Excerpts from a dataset

=== Section Start ===

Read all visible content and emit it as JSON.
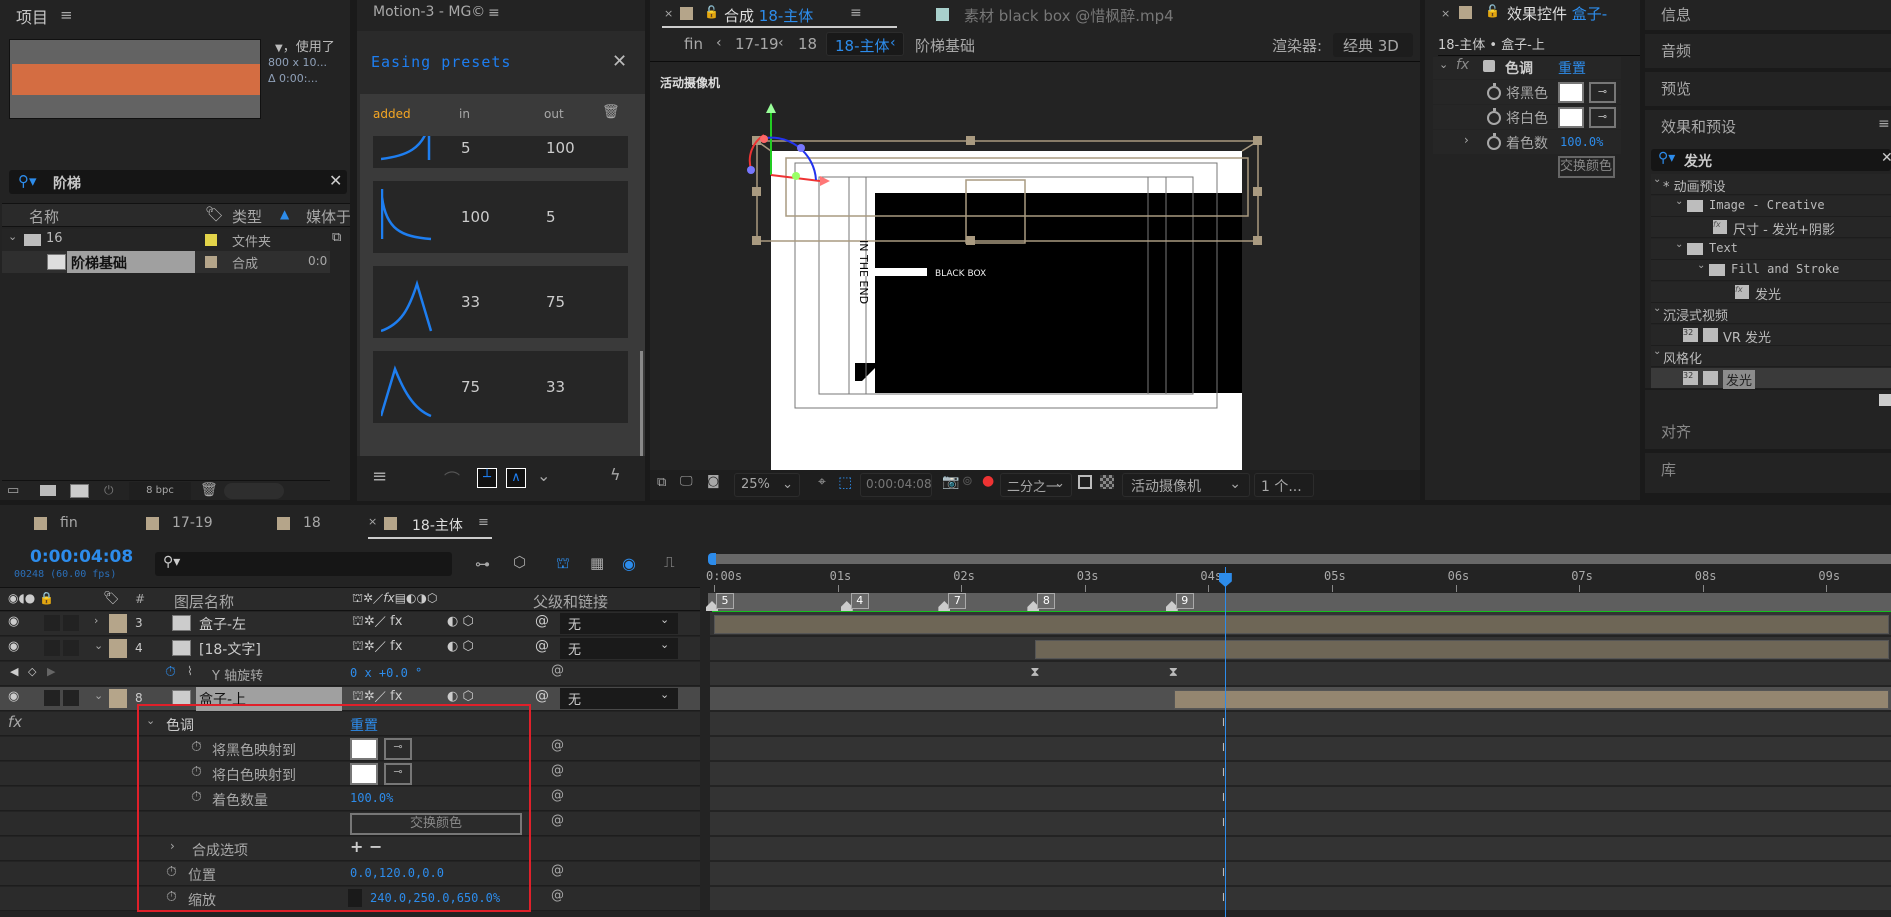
{
  "project": {
    "title": "项目",
    "info_line1": "，使用了",
    "info_line2": "800 x 10...",
    "info_line3": "Δ 0:00:...",
    "search_value": "阶梯",
    "columns": {
      "name": "名称",
      "type": "类型",
      "media": "媒体于"
    },
    "items": [
      {
        "name": "16",
        "type": "文件夹",
        "color": "#e3d44a",
        "kind": "folder"
      },
      {
        "name": "阶梯基础",
        "type": "合成",
        "duration": "0:0",
        "color": "#b5a58a",
        "kind": "comp"
      }
    ],
    "bpc": "8 bpc"
  },
  "motion": {
    "title": "Motion-3 - MG©",
    "section": "Easing presets",
    "col_added": "added",
    "col_in": "in",
    "col_out": "out",
    "presets": [
      {
        "in": "5",
        "out": "100"
      },
      {
        "in": "100",
        "out": "5"
      },
      {
        "in": "33",
        "out": "75"
      },
      {
        "in": "75",
        "out": "33"
      }
    ]
  },
  "comp": {
    "tab_prefix": "合成",
    "tab_name": "18-主体",
    "footage_tab": "素材 black box @惜枫醉.mp4",
    "breadcrumbs": [
      "fin",
      "17-19",
      "18",
      "18-主体",
      "阶梯基础"
    ],
    "renderer_label": "渲染器:",
    "renderer_value": "经典 3D",
    "camera_label": "活动摄像机",
    "text_vertical": "IN THE END",
    "text_box": "BLACK BOX",
    "toolbar": {
      "zoom": "25%",
      "timecode": "0:00:04:08",
      "resolution": "二分之一",
      "view": "活动摄像机",
      "views_count": "1 个..."
    }
  },
  "effect_controls": {
    "tab_title": "效果控件",
    "tab_layer": "盒子-",
    "header": "18-主体 • 盒子-上",
    "effect_name": "色调",
    "reset": "重置",
    "props": [
      {
        "label": "将黑色",
        "type": "color"
      },
      {
        "label": "将白色",
        "type": "color"
      },
      {
        "label": "着色数",
        "value": "100.0%"
      }
    ],
    "swap_button": "交换颜色"
  },
  "right_panels": {
    "info": "信息",
    "audio": "音频",
    "preview": "预览",
    "effects_presets": "效果和预设",
    "search_value": "发光",
    "tree": [
      {
        "label": "* 动画预设",
        "level": 0,
        "kind": "group"
      },
      {
        "label": "Image - Creative",
        "level": 1,
        "kind": "folder"
      },
      {
        "label": "尺寸 - 发光+阴影",
        "level": 2,
        "kind": "preset"
      },
      {
        "label": "Text",
        "level": 1,
        "kind": "folder"
      },
      {
        "label": "Fill and Stroke",
        "level": 2,
        "kind": "folder"
      },
      {
        "label": "发光",
        "level": 3,
        "kind": "preset"
      },
      {
        "label": "沉浸式视频",
        "level": 0,
        "kind": "group"
      },
      {
        "label": "VR 发光",
        "level": 1,
        "kind": "effect"
      },
      {
        "label": "风格化",
        "level": 0,
        "kind": "group"
      },
      {
        "label": "发光",
        "level": 1,
        "kind": "effect",
        "selected": true
      }
    ],
    "align": "对齐",
    "library": "库"
  },
  "timeline": {
    "tabs": [
      "fin",
      "17-19",
      "18",
      "18-主体"
    ],
    "active_tab": "18-主体",
    "timecode": "0:00:04:08",
    "frame_info": "00248 (60.00 fps)",
    "col_layer_name": "图层名称",
    "col_parent": "父级和链接",
    "ruler": [
      "0:00s",
      "01s",
      "02s",
      "03s",
      "04s",
      "05s",
      "06s",
      "07s",
      "08s",
      "09s"
    ],
    "markers": [
      "5",
      "4",
      "7",
      "8",
      "9"
    ],
    "playhead_seconds": 4.133,
    "layers": [
      {
        "num": "3",
        "name": "盒子-左",
        "parent": "无"
      },
      {
        "num": "4",
        "name": "[18-文字]",
        "parent": "无"
      },
      {
        "num": "8",
        "name": "盒子-上",
        "parent": "无",
        "selected": true
      }
    ],
    "rotation_prop": {
      "label": "Y 轴旋转",
      "value": "0 x +0.0 °"
    },
    "effect": {
      "name": "色调",
      "reset": "重置",
      "props": [
        {
          "label": "将黑色映射到",
          "type": "color"
        },
        {
          "label": "将白色映射到",
          "type": "color"
        },
        {
          "label": "着色数量",
          "value": "100.0%"
        }
      ],
      "swap_button": "交换颜色",
      "comp_options": "合成选项",
      "comp_options_value": "+ −"
    },
    "position": {
      "label": "位置",
      "value": "0.0,120.0,0.0"
    },
    "scale": {
      "label": "缩放",
      "value": "240.0,250.0,650.0%"
    }
  }
}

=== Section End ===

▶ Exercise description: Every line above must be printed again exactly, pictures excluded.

▶ Answer below:
Read all visible content and emit it as JSON.
{
  "project": {
    "title": "项目",
    "info_line1": "，使用了",
    "info_line2": "800 x 10...",
    "info_line3": "Δ 0:00:...",
    "search_value": "阶梯",
    "columns": {
      "name": "名称",
      "type": "类型",
      "media": "媒体于"
    },
    "items": [
      {
        "name": "16",
        "type": "文件夹",
        "color": "#e3d44a",
        "kind": "folder"
      },
      {
        "name": "阶梯基础",
        "type": "合成",
        "duration": "0:0",
        "color": "#b5a58a",
        "kind": "comp"
      }
    ],
    "bpc": "8 bpc"
  },
  "motion": {
    "title": "Motion-3 - MG©",
    "section": "Easing presets",
    "col_added": "added",
    "col_in": "in",
    "col_out": "out",
    "presets": [
      {
        "in": "5",
        "out": "100"
      },
      {
        "in": "100",
        "out": "5"
      },
      {
        "in": "33",
        "out": "75"
      },
      {
        "in": "75",
        "out": "33"
      }
    ]
  },
  "comp": {
    "tab_prefix": "合成",
    "tab_name": "18-主体",
    "footage_tab": "素材 black box @惜枫醉.mp4",
    "breadcrumbs": [
      "fin",
      "17-19",
      "18",
      "18-主体",
      "阶梯基础"
    ],
    "renderer_label": "渲染器:",
    "renderer_value": "经典 3D",
    "camera_label": "活动摄像机",
    "text_vertical": "IN THE END",
    "text_box": "BLACK BOX",
    "toolbar": {
      "zoom": "25%",
      "timecode": "0:00:04:08",
      "resolution": "二分之一",
      "view": "活动摄像机",
      "views_count": "1 个..."
    }
  },
  "effect_controls": {
    "tab_title": "效果控件",
    "tab_layer": "盒子-",
    "header": "18-主体 • 盒子-上",
    "effect_name": "色调",
    "reset": "重置",
    "props": [
      {
        "label": "将黑色",
        "type": "color"
      },
      {
        "label": "将白色",
        "type": "color"
      },
      {
        "label": "着色数",
        "value": "100.0%"
      }
    ],
    "swap_button": "交换颜色"
  },
  "right_panels": {
    "info": "信息",
    "audio": "音频",
    "preview": "预览",
    "effects_presets": "效果和预设",
    "search_value": "发光",
    "tree": [
      {
        "label": "* 动画预设",
        "level": 0,
        "kind": "group"
      },
      {
        "label": "Image - Creative",
        "level": 1,
        "kind": "folder"
      },
      {
        "label": "尺寸 - 发光+阴影",
        "level": 2,
        "kind": "preset"
      },
      {
        "label": "Text",
        "level": 1,
        "kind": "folder"
      },
      {
        "label": "Fill and Stroke",
        "level": 2,
        "kind": "folder"
      },
      {
        "label": "发光",
        "level": 3,
        "kind": "preset"
      },
      {
        "label": "沉浸式视频",
        "level": 0,
        "kind": "group"
      },
      {
        "label": "VR 发光",
        "level": 1,
        "kind": "effect"
      },
      {
        "label": "风格化",
        "level": 0,
        "kind": "group"
      },
      {
        "label": "发光",
        "level": 1,
        "kind": "effect",
        "selected": true
      }
    ],
    "align": "对齐",
    "library": "库"
  },
  "timeline": {
    "tabs": [
      "fin",
      "17-19",
      "18",
      "18-主体"
    ],
    "active_tab": "18-主体",
    "timecode": "0:00:04:08",
    "frame_info": "00248 (60.00 fps)",
    "col_layer_name": "图层名称",
    "col_parent": "父级和链接",
    "ruler": [
      "0:00s",
      "01s",
      "02s",
      "03s",
      "04s",
      "05s",
      "06s",
      "07s",
      "08s",
      "09s"
    ],
    "markers": [
      "5",
      "4",
      "7",
      "8",
      "9"
    ],
    "playhead_seconds": 4.133,
    "layers": [
      {
        "num": "3",
        "name": "盒子-左",
        "parent": "无"
      },
      {
        "num": "4",
        "name": "[18-文字]",
        "parent": "无"
      },
      {
        "num": "8",
        "name": "盒子-上",
        "parent": "无",
        "selected": true
      }
    ],
    "rotation_prop": {
      "label": "Y 轴旋转",
      "value": "0 x +0.0 °"
    },
    "effect": {
      "name": "色调",
      "reset": "重置",
      "props": [
        {
          "label": "将黑色映射到",
          "type": "color"
        },
        {
          "label": "将白色映射到",
          "type": "color"
        },
        {
          "label": "着色数量",
          "value": "100.0%"
        }
      ],
      "swap_button": "交换颜色",
      "comp_options": "合成选项",
      "comp_options_value": "+ −"
    },
    "position": {
      "label": "位置",
      "value": "0.0,120.0,0.0"
    },
    "scale": {
      "label": "缩放",
      "value": "240.0,250.0,650.0%"
    }
  }
}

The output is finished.